### Work to complete:
In the records, each line holding "Adjusts" must be reported.
*** Records for this exercise Section Begins ***
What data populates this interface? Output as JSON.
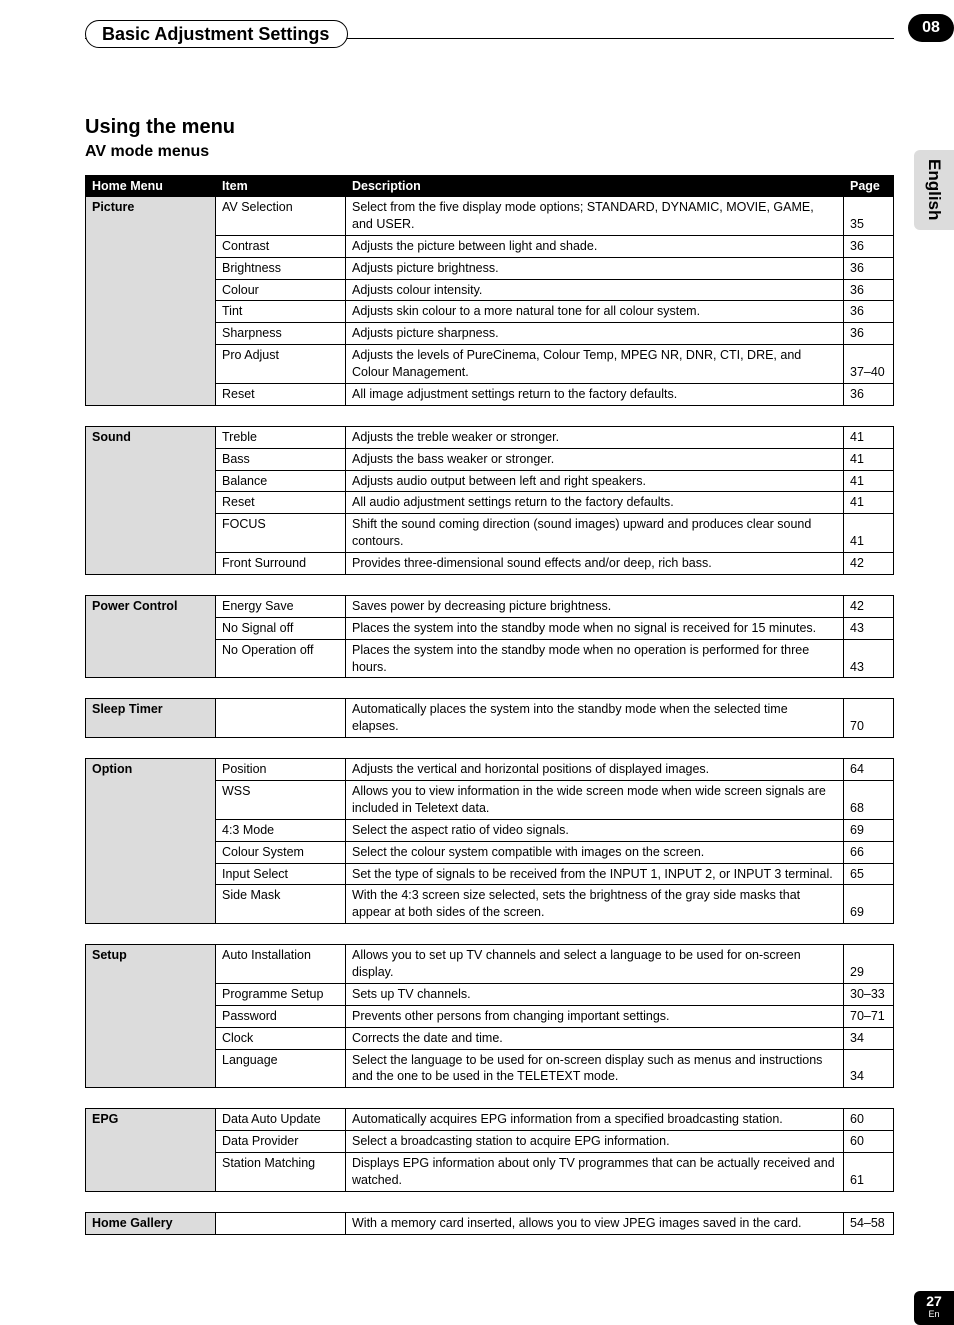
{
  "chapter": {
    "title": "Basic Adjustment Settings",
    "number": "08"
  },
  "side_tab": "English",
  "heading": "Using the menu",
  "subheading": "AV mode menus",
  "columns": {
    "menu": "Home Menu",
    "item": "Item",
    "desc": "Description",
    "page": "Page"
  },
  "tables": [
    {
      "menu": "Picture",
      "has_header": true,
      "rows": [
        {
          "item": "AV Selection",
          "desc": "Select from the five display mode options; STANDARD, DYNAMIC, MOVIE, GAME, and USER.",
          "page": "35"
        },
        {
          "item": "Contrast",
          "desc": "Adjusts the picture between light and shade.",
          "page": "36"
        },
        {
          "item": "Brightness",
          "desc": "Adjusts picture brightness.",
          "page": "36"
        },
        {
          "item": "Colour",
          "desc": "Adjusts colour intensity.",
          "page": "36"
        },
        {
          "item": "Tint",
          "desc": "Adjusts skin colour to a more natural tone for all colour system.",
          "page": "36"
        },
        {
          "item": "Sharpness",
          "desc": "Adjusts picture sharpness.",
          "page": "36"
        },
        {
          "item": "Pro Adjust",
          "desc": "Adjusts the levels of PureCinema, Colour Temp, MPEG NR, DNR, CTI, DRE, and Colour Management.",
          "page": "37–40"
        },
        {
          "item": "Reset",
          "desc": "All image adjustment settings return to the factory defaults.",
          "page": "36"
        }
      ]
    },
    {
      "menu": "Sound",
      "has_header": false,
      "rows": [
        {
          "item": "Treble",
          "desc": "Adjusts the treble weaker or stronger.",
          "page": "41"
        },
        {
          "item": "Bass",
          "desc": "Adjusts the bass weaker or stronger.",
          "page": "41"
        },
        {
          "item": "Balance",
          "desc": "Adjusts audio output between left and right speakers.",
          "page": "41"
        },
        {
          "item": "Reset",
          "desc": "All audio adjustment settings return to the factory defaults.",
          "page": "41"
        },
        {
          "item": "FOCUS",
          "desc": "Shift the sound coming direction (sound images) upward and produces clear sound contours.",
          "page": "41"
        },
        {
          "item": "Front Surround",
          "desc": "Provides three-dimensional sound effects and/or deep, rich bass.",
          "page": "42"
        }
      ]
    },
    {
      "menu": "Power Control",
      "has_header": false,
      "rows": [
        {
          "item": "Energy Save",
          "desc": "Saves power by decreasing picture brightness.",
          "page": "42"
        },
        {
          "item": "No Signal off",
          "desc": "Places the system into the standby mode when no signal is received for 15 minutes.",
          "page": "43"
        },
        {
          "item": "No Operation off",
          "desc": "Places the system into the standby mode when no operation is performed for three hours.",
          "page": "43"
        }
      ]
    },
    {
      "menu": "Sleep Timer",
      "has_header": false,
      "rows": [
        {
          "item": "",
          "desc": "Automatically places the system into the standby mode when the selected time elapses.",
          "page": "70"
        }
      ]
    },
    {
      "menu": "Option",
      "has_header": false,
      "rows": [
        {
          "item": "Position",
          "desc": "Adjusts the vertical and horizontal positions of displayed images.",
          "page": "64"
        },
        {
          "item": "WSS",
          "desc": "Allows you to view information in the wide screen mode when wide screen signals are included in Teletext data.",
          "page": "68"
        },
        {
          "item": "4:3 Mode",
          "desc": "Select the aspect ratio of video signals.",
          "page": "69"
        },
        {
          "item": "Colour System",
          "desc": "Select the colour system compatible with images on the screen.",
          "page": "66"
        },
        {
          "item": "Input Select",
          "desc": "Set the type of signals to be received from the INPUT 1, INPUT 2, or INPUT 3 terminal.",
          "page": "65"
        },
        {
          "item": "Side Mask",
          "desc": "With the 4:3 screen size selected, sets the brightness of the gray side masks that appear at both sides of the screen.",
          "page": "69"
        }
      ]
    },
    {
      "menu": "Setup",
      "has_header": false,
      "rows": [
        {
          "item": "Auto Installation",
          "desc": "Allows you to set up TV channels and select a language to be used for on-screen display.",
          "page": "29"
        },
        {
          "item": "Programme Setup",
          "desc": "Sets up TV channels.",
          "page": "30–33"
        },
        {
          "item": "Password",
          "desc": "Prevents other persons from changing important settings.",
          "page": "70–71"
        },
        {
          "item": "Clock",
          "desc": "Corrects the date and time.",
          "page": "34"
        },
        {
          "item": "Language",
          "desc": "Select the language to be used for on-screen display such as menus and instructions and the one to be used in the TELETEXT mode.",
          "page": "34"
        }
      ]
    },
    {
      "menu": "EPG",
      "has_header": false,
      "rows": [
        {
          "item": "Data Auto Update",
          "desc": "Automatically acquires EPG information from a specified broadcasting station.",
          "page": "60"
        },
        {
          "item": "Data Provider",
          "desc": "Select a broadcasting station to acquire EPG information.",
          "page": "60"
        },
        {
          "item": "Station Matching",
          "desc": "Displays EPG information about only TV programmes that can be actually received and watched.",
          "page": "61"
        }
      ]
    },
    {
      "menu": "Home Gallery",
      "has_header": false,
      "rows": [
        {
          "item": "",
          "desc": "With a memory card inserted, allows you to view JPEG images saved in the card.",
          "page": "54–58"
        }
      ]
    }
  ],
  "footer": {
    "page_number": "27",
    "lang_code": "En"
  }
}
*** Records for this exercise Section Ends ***
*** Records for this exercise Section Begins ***
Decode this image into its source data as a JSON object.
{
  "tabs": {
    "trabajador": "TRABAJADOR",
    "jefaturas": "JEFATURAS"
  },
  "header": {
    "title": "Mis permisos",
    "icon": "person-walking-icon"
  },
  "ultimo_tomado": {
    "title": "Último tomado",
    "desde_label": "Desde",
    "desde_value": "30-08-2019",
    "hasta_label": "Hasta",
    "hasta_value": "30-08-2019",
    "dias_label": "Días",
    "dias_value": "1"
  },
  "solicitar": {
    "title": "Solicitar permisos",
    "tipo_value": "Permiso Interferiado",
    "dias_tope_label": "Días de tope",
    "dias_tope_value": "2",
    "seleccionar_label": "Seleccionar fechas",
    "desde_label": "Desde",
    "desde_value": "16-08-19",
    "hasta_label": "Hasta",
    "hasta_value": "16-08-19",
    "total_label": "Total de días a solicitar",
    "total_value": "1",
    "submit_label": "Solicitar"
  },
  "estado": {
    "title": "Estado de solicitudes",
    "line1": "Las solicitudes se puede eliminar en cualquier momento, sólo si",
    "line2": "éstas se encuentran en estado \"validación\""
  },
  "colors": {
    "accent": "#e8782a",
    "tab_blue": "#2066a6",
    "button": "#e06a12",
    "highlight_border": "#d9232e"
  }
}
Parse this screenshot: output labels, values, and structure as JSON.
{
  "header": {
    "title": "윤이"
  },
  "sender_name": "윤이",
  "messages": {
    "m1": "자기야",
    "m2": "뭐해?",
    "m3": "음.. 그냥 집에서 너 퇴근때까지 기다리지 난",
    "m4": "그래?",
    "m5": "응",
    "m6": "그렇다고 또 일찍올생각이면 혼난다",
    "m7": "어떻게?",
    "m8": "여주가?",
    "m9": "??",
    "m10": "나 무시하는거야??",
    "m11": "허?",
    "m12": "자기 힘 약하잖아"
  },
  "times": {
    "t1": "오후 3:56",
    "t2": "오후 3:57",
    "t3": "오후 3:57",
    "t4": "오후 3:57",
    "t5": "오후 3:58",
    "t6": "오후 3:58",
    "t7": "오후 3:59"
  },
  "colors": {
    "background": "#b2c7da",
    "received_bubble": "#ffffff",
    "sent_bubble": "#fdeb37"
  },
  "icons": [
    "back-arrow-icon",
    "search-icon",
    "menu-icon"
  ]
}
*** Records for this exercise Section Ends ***
### Result of the task:
          "desc": "Adjusts the picture between light and shade.",
          "desc": "Adjusts picture brightness.",
          "desc": "Adjusts colour intensity.",
          "desc": "Adjusts skin colour to a more natural tone for all colour system.",
          "desc": "Adjusts picture sharpness.",
          "desc": "Adjusts the levels of PureCinema, Colour Temp, MPEG NR, DNR, CTI, DRE, and Colour Management.",
          "desc": "Adjusts the treble weaker or stronger.",
          "desc": "Adjusts the bass weaker or stronger.",
          "desc": "Adjusts audio output between left and right speakers.",
          "desc": "Adjusts the vertical and horizontal positions of displayed images.",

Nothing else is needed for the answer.